== What is expected ==
Apart from the pictures, the listing is to be returned exactly.

[[ Given entries open ]]

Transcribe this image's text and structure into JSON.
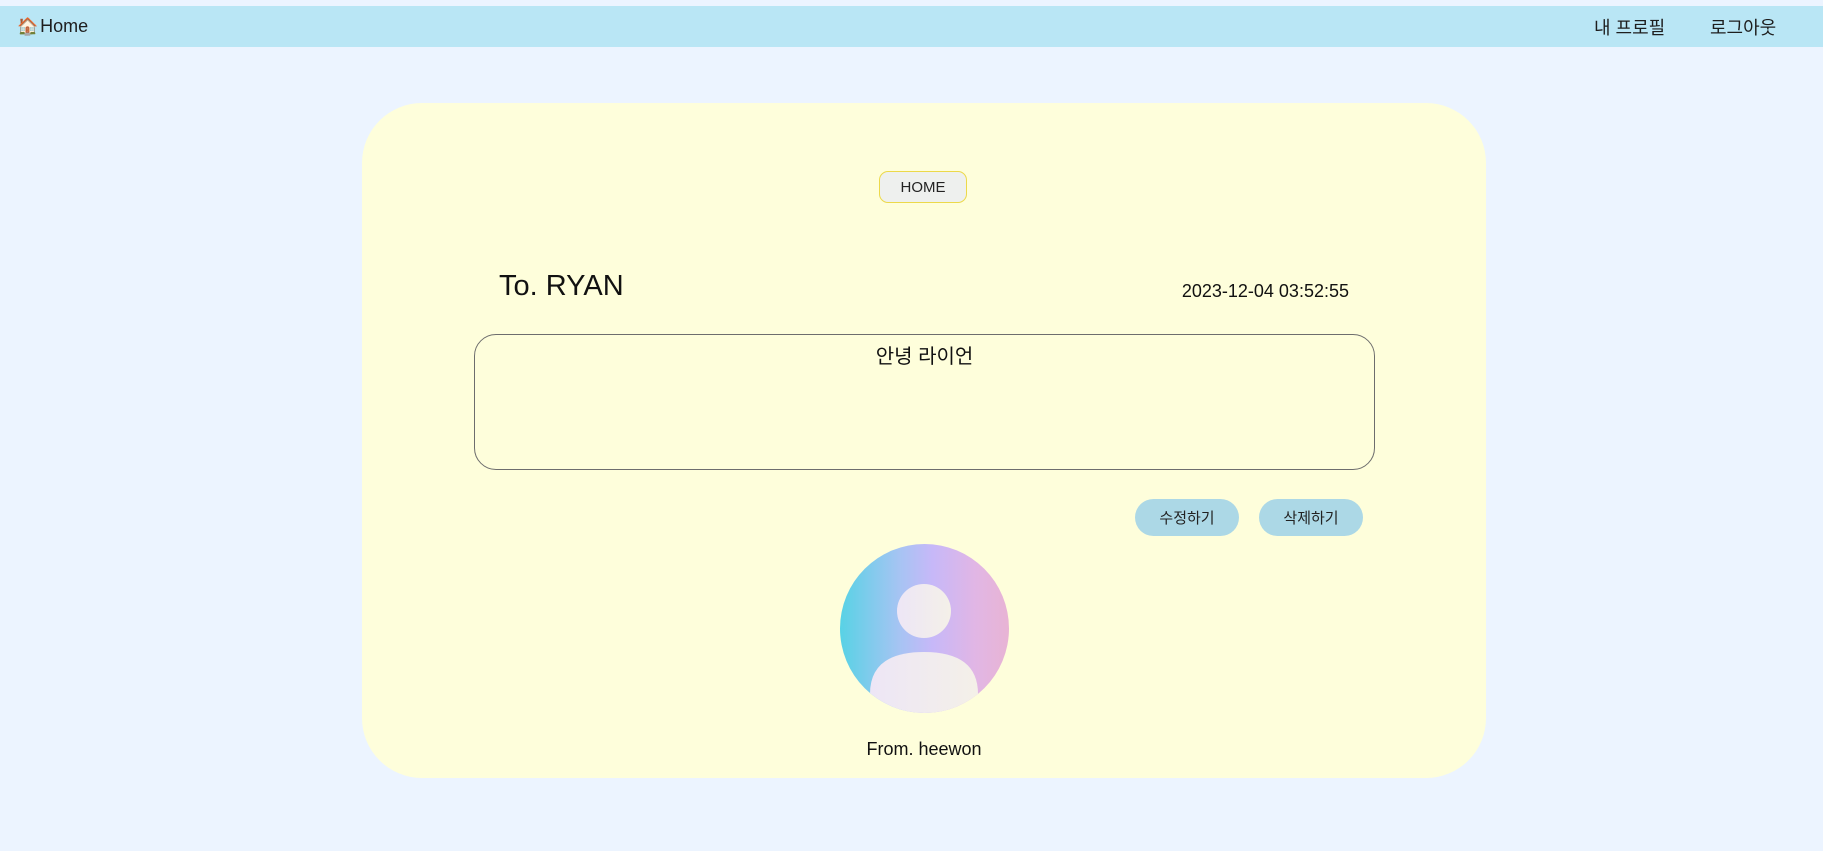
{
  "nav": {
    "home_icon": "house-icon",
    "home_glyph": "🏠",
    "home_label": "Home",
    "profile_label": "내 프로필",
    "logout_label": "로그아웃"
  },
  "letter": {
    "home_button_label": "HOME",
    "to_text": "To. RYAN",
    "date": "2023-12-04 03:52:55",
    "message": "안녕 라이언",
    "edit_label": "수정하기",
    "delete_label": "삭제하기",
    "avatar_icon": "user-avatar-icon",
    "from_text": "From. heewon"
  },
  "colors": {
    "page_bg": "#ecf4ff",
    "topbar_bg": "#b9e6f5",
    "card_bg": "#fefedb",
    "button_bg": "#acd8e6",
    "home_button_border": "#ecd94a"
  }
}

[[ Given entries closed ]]

== Solution to this problem ==
Transcribe this image's text and structure into JSON.
{
  "nav": {
    "home_icon": "house-icon",
    "home_glyph": "🏠",
    "home_label": "Home",
    "profile_label": "내 프로필",
    "logout_label": "로그아웃"
  },
  "letter": {
    "home_button_label": "HOME",
    "to_text": "To. RYAN",
    "date": "2023-12-04 03:52:55",
    "message": "안녕 라이언",
    "edit_label": "수정하기",
    "delete_label": "삭제하기",
    "avatar_icon": "user-avatar-icon",
    "from_text": "From. heewon"
  },
  "colors": {
    "page_bg": "#ecf4ff",
    "topbar_bg": "#b9e6f5",
    "card_bg": "#fefedb",
    "button_bg": "#acd8e6",
    "home_button_border": "#ecd94a"
  }
}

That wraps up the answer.